involvement with pubs. It was felt by some that the Factory girls' morals and morale was endangered by being billeted so far
from home, but in fact there were many successful courtships and weddings, such as the Watsons, Nicholsons and the Knoxes,
produced by the Factory.
Amongst the entertainments, the girls themselves used to sing whilst doing the blending and packing, resulting in the
formation of impromptu choirs and music nights. Mr. Ferguson recalls singing two songs in one revue, whilst in Christmas
1944 the staff presented 'Aladdin' in the Dalbeattie Upper Town Hall. A news-sheet covering Dalbeattie and the powder works
at Carsegowan was produced subsequently, with letters of goodwill from the managers and photographs of staff and the
Stand Down and 'Farewell to Shift Two' :
From the words of Ena Bolton, it appeared that the Factory was rapidly run down after VE (Victory in Europe) day and
closed soon after VJ (Victory in Japan) day. This was simply because there was no demand for the cordite and other
plants had the peacetime task of producing ammunition. Being who they were, the munitions workers went out with a
flourish; graffiti on the walls of one building recalls the relief at an end to war and a poem 'Farewell to Shift

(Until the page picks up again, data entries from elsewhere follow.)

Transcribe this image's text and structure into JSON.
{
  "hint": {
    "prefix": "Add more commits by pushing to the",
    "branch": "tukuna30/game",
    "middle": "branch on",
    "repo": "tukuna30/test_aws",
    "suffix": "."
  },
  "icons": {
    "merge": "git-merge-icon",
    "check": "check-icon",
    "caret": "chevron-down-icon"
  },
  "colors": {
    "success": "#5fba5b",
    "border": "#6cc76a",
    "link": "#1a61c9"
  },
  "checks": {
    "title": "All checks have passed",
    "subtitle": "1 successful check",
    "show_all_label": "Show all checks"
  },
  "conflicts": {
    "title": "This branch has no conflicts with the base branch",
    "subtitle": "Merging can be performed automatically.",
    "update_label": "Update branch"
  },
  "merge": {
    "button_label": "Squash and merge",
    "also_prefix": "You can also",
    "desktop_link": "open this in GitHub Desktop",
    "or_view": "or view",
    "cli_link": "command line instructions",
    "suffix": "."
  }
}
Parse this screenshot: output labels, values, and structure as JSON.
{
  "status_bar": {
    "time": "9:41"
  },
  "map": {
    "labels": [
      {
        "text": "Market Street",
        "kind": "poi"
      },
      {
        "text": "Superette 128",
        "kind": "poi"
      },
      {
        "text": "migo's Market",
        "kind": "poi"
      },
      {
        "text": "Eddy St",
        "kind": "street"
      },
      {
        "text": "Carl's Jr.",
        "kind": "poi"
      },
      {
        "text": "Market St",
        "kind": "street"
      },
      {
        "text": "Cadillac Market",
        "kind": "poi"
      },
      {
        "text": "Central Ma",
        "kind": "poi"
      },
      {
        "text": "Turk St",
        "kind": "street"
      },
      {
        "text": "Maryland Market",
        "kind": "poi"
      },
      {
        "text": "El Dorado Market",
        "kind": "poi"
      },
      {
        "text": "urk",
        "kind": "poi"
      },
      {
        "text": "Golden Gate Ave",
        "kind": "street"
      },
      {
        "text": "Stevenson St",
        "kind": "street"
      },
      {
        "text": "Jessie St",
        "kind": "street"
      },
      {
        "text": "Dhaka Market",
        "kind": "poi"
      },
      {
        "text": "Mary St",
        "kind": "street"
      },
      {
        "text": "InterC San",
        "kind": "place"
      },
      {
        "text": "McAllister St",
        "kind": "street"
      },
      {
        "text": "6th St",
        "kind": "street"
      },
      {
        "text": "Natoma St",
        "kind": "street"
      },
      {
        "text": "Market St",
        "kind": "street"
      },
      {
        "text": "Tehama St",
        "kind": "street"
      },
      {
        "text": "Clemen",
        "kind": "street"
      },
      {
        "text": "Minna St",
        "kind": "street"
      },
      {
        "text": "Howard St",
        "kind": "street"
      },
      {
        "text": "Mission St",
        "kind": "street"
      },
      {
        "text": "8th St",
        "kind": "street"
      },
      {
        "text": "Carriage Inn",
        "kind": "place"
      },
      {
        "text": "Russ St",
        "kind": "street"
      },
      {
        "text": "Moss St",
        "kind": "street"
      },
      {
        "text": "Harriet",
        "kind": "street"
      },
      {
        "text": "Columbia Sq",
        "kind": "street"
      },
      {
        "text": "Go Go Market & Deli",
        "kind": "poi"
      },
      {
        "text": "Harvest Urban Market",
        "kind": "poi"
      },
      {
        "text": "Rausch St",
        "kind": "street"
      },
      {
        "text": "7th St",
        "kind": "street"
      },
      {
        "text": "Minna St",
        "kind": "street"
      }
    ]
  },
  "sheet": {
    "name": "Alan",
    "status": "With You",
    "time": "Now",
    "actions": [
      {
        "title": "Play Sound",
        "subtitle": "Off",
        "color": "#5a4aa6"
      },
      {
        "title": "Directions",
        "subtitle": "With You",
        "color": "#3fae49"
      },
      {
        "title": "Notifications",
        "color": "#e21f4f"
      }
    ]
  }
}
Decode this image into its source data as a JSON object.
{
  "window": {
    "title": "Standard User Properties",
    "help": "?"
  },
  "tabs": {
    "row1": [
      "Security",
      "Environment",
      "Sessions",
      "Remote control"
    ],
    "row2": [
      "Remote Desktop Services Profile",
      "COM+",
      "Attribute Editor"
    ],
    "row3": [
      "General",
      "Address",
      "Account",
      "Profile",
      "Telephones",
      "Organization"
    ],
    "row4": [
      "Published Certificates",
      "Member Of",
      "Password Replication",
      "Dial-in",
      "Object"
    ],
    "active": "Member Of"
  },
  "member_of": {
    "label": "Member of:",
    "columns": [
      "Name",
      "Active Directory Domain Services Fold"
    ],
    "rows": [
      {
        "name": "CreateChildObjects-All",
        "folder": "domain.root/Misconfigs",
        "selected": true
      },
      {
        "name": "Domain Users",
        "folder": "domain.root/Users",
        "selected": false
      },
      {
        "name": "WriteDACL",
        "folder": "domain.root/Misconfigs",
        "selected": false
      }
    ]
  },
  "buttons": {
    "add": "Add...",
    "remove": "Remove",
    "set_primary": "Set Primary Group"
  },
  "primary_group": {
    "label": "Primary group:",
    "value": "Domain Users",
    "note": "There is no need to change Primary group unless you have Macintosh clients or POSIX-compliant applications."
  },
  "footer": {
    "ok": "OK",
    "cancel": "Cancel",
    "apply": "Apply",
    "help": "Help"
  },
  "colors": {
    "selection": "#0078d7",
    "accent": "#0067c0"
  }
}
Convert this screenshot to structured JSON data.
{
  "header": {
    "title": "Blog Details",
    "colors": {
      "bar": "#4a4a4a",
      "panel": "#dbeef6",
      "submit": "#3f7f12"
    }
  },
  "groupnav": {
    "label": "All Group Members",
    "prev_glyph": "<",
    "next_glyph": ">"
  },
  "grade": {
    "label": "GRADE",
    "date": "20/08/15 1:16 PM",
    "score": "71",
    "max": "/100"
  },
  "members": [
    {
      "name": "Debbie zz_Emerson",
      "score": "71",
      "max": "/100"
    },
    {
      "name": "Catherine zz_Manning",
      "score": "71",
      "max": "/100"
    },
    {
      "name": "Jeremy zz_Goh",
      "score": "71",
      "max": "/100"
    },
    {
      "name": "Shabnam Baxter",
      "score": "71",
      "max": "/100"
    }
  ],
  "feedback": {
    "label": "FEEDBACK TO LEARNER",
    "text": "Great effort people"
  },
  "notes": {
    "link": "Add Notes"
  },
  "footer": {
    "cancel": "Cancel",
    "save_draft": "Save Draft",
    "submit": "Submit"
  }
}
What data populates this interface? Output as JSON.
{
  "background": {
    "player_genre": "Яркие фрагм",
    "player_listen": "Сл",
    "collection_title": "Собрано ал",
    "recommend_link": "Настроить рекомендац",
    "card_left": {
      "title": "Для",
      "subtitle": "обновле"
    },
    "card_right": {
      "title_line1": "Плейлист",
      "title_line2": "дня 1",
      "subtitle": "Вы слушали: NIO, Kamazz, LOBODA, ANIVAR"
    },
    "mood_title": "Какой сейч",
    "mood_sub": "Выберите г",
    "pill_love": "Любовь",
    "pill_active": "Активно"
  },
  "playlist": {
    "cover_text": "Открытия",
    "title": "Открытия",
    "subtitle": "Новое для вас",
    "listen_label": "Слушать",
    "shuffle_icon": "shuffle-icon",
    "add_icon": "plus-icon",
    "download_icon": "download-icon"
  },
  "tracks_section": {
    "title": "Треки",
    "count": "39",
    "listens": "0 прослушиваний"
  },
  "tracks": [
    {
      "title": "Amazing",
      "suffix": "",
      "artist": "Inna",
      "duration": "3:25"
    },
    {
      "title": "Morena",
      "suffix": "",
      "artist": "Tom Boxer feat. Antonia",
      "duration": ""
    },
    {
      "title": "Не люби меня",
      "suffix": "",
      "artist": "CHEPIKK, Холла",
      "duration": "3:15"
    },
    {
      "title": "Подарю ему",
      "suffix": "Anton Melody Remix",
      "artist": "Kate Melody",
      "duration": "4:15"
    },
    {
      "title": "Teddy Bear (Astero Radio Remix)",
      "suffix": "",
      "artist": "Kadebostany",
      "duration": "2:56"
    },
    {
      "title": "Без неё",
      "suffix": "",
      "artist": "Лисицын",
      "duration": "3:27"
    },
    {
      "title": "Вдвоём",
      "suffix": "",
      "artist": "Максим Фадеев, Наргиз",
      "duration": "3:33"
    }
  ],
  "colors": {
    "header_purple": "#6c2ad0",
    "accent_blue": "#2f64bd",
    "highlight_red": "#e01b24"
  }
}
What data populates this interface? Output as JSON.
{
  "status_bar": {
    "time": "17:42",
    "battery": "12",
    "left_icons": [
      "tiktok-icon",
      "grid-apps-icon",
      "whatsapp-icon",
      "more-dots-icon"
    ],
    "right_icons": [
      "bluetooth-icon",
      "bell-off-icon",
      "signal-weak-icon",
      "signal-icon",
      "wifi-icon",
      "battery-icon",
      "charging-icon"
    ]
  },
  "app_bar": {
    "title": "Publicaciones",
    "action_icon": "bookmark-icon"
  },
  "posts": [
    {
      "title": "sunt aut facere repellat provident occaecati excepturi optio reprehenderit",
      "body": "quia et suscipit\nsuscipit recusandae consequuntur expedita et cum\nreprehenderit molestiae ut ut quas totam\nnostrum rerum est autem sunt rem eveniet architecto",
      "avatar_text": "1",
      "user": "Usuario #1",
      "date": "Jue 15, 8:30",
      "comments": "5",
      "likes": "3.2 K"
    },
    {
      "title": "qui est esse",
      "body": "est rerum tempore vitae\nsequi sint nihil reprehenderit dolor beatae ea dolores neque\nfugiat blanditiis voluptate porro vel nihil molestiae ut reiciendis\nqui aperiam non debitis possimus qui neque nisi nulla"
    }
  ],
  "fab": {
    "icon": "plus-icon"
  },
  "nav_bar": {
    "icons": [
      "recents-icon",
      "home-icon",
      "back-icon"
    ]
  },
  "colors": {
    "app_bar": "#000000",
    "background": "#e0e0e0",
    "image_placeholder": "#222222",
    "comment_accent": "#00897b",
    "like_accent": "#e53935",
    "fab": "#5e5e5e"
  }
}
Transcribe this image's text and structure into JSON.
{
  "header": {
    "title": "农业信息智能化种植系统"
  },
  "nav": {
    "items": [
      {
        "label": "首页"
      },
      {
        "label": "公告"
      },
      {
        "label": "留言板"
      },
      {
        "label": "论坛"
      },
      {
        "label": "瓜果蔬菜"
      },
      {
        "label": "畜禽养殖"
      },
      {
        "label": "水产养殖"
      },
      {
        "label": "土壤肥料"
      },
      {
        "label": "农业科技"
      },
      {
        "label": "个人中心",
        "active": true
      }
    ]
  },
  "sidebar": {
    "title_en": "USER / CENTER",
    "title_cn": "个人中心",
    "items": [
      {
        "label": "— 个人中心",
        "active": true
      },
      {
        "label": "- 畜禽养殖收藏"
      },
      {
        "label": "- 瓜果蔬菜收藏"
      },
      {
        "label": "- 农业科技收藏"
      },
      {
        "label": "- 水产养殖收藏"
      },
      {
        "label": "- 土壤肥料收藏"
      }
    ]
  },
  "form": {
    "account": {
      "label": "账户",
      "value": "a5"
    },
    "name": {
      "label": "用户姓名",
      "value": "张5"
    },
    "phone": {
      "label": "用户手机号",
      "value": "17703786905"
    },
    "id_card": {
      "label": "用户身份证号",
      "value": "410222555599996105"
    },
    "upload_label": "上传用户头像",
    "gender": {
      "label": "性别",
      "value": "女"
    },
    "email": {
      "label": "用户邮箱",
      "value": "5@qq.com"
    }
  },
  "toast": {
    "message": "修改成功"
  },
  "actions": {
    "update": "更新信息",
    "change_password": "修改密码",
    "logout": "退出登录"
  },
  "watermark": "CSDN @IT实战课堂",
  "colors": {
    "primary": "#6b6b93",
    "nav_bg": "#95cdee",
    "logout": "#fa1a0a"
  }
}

Two' was written by one staff member, recalling the human side of explosives manufacture. Being given that poem
- 'Farewell to Shift Two', writer unknown - by Matthew Taylor was the trigger for the writer in starting
Memoirs and Accounts :
Memoirs of former staff and what they told their relatives are being recorded on this site as an ongoing project.
Please go to Staff Memories for a list of the online information.
Roll of Honour :
Site visitors with information are invited to contact firstname.lastname@example.org, preferably with contact
information such as name and phone.
I look forwards to discussing your family involvement in M/S Factory Dalbeattie and RNAD Dalbeattie.
- Richard Edkins.